“Hotel guests, Antwerp residents and people from beyond the city’s boundaries come at any time of day to assuage their hunger,” says Ysewen. “There is space for true classics such as French creuse oysters, gravadlax – our version is marinated in beetroot – and croque monsieur à la Parisienne; but also for surprising dishes such as miso hummus and a ceviche of sea bass. All are made with love using seasonal produce from local suppliers. On the drinks side there is everything from great coffee (in partnership with Antwerp-based coffee roasting house Caffenation) to homemade lemonade, delicious cocktails and a particularly fine selection of wine.” The menu changes seasonally – or at the whim of Chirstophe’s latest culinary passion.

Peeters’ flair for creating cool and atmospheric spaces is evident across the ground floor, where Foodbar is flanked by a small but slick reception area on one side and the Pilar shop on the other.
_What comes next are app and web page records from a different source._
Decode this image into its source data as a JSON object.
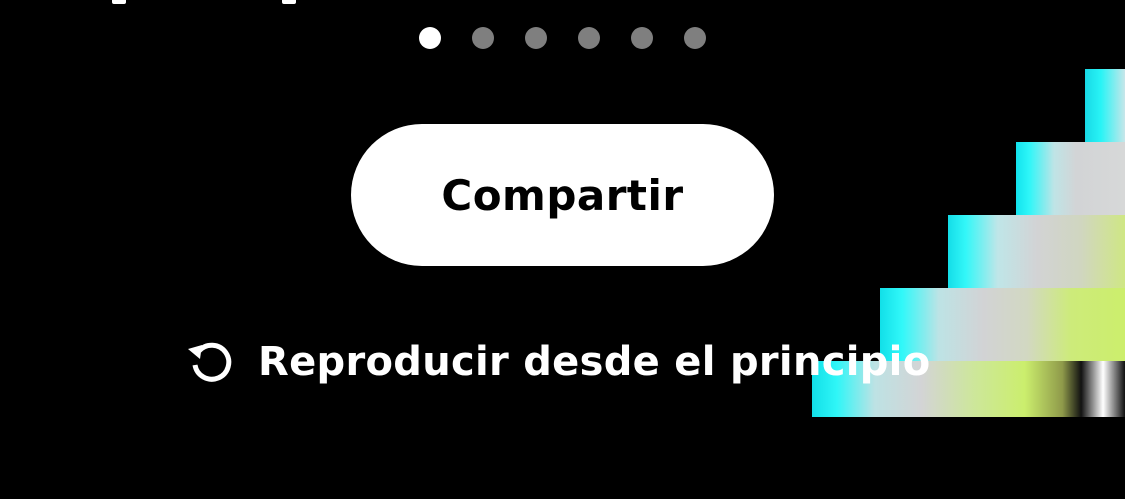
{
  "pagination": {
    "total": 6,
    "active_index": 0
  },
  "actions": {
    "share_label": "Compartir",
    "restart_label": "Reproducir desde el principio"
  },
  "icons": {
    "restart": "restart-icon"
  },
  "colors": {
    "background": "#000000",
    "dot_active": "#ffffff",
    "dot_inactive": "#7f7f7f",
    "button_bg": "#ffffff",
    "button_text": "#000000",
    "accent_cyan": "#2ef6f8",
    "accent_lime": "#ccee6c",
    "accent_gray": "#d2d3d5"
  }
}
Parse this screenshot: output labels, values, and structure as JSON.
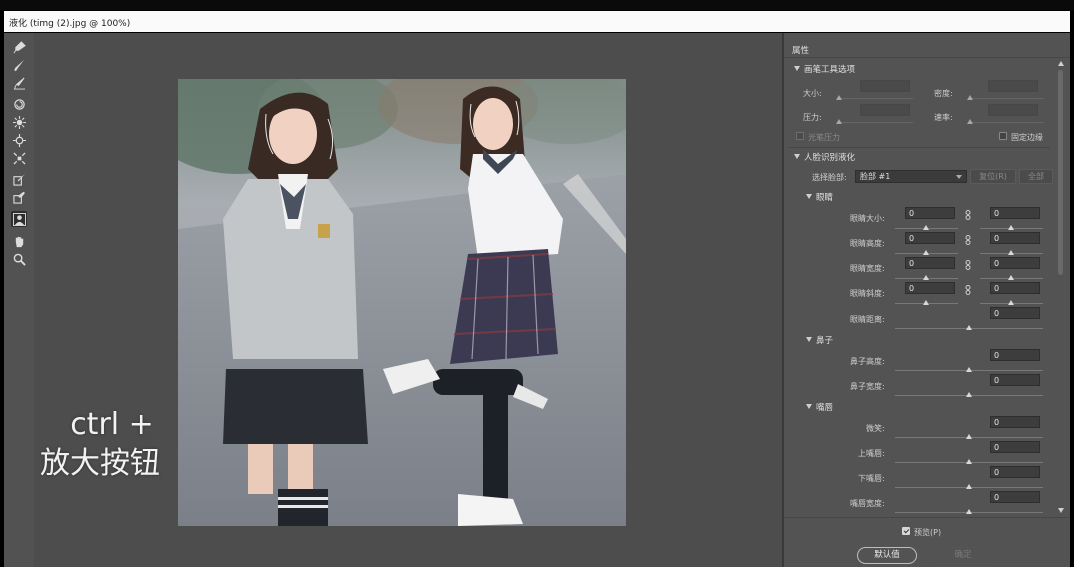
{
  "window": {
    "title": "液化 (timg (2).jpg @ 100%)"
  },
  "tools": [
    {
      "name": "forward-warp-tool-icon"
    },
    {
      "name": "reconstruct-tool-icon"
    },
    {
      "name": "smooth-tool-icon"
    },
    {
      "name": "twirl-tool-icon"
    },
    {
      "name": "pucker-tool-icon"
    },
    {
      "name": "bloat-tool-icon"
    },
    {
      "name": "push-left-tool-icon"
    },
    {
      "name": "freeze-mask-tool-icon"
    },
    {
      "name": "thaw-mask-tool-icon"
    },
    {
      "name": "face-tool-icon"
    },
    {
      "name": "hand-tool-icon"
    },
    {
      "name": "zoom-tool-icon"
    }
  ],
  "overlay": {
    "line1": "ctrl +",
    "line2": "放大按钮"
  },
  "panel": {
    "title": "属性",
    "brush_section": {
      "title": "画笔工具选项",
      "size_label": "大小:",
      "density_label": "密度:",
      "pressure_label": "压力:",
      "rate_label": "速率:",
      "stylus_pressure_label": "光笔压力",
      "pin_edges_label": "固定边缘",
      "pin_edges_checked": false,
      "stylus_checked": false
    },
    "face_section": {
      "title": "人脸识别液化",
      "select_face_label": "选择脸部:",
      "select_face_value": "脸部 #1",
      "reset_button": "复位(R)",
      "all_button": "全部",
      "eyes": {
        "title": "眼睛",
        "rows": [
          {
            "label": "眼睛大小:",
            "left": "0",
            "right": "0",
            "linked": true
          },
          {
            "label": "眼睛高度:",
            "left": "0",
            "right": "0",
            "linked": true
          },
          {
            "label": "眼睛宽度:",
            "left": "0",
            "right": "0",
            "linked": true
          },
          {
            "label": "眼睛斜度:",
            "left": "0",
            "right": "0",
            "linked": true
          },
          {
            "label": "眼睛距离:",
            "value": "0"
          }
        ]
      },
      "nose": {
        "title": "鼻子",
        "rows": [
          {
            "label": "鼻子高度:",
            "value": "0"
          },
          {
            "label": "鼻子宽度:",
            "value": "0"
          }
        ]
      },
      "mouth": {
        "title": "嘴唇",
        "rows": [
          {
            "label": "微笑:",
            "value": "0"
          },
          {
            "label": "上嘴唇:",
            "value": "0"
          },
          {
            "label": "下嘴唇:",
            "value": "0"
          },
          {
            "label": "嘴唇宽度:",
            "value": "0"
          }
        ]
      }
    },
    "preview_label": "预览(P)",
    "preview_checked": true,
    "default_button": "默认值",
    "ok_button": "确定"
  }
}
The shop, co-curated by the pair’s mothers, stocks ceramics, a mix of the products used in the rooms, a wall-mounted desk and other pieces designed by Contekst Interior Architects (the firm co-owned by Peeters) and a “wall of art” showcasing “new finds at very reasonable prices.” 

However it is upstairs, in the design of Pilar’s 17 guest rooms, that Peeters’ talents shine. He has that typical Northern subtlety to stand back and allow the space to do the talking, where high ceilings and an abundance of natural light make for a luxury that has nothing to do with stars.

There are five room categories, each with a different temperament: ‘Classic’ (25m2), ‘Gold’ (35m2), ‘Eco’ (30m2), ‘Grande’ (40m2) and the ‘Junior Suite with Terrace’ (45m2). Timber floors, formed-concrete ceilings and the rough-plastered brickwork of Pilar’s walls are softened by a vintage desk here, a Marcel Breuer cantilever chair there, alongside large and comfortable beds dressed in grey, emerald green or electric blue blankets, depending on the room type. Not to mention great lighting; rarely are LED strips used in such a successful way. Rooms are light on unnecessary distraction, too, with bathtubs, heavenly Le Labo toiletries, espresso machines and not much else. My Eco room was everything I wanted my first Antwerp abode to be – a minimalist play of great lines and rough surfaces. Even the tub in the middle of the room was sunken into the timber floor – one less thing to take away from the room’s meditation of texture and light.

People often say it doesn’t matter where you stay as you’re never in the room, to which I nod politely while making a mental note not to travel with that person – or at least not let them book the hotel. I wasn’t much in my room in Antwerp, there for work and wanting experience as much of the town as I could in between. And at the same time, there are more luxurious digs in the Dutch-speaking capital of Flanders. But for me, Pilar hit that sweet spot between style, originality, comfort and cost, being away and at the same time, feeling at home, making my short stay in the city all the richer for it.

The 16th-century Florentine writer and merchant, Ludovico Guicciardini, described Antwerp as ‘the loveliest city in the world’. He even left Florence, the birthplace of the Italian Renaissance, to set up home there.  A day or two into my stay – discovering cool and quirky haunts and endlessly pretty streetscapes – I found myself entertaining similar fantasies: a light-filled apartment with high ceilings in the style of Pilar.

Hotel Pilar Antwerp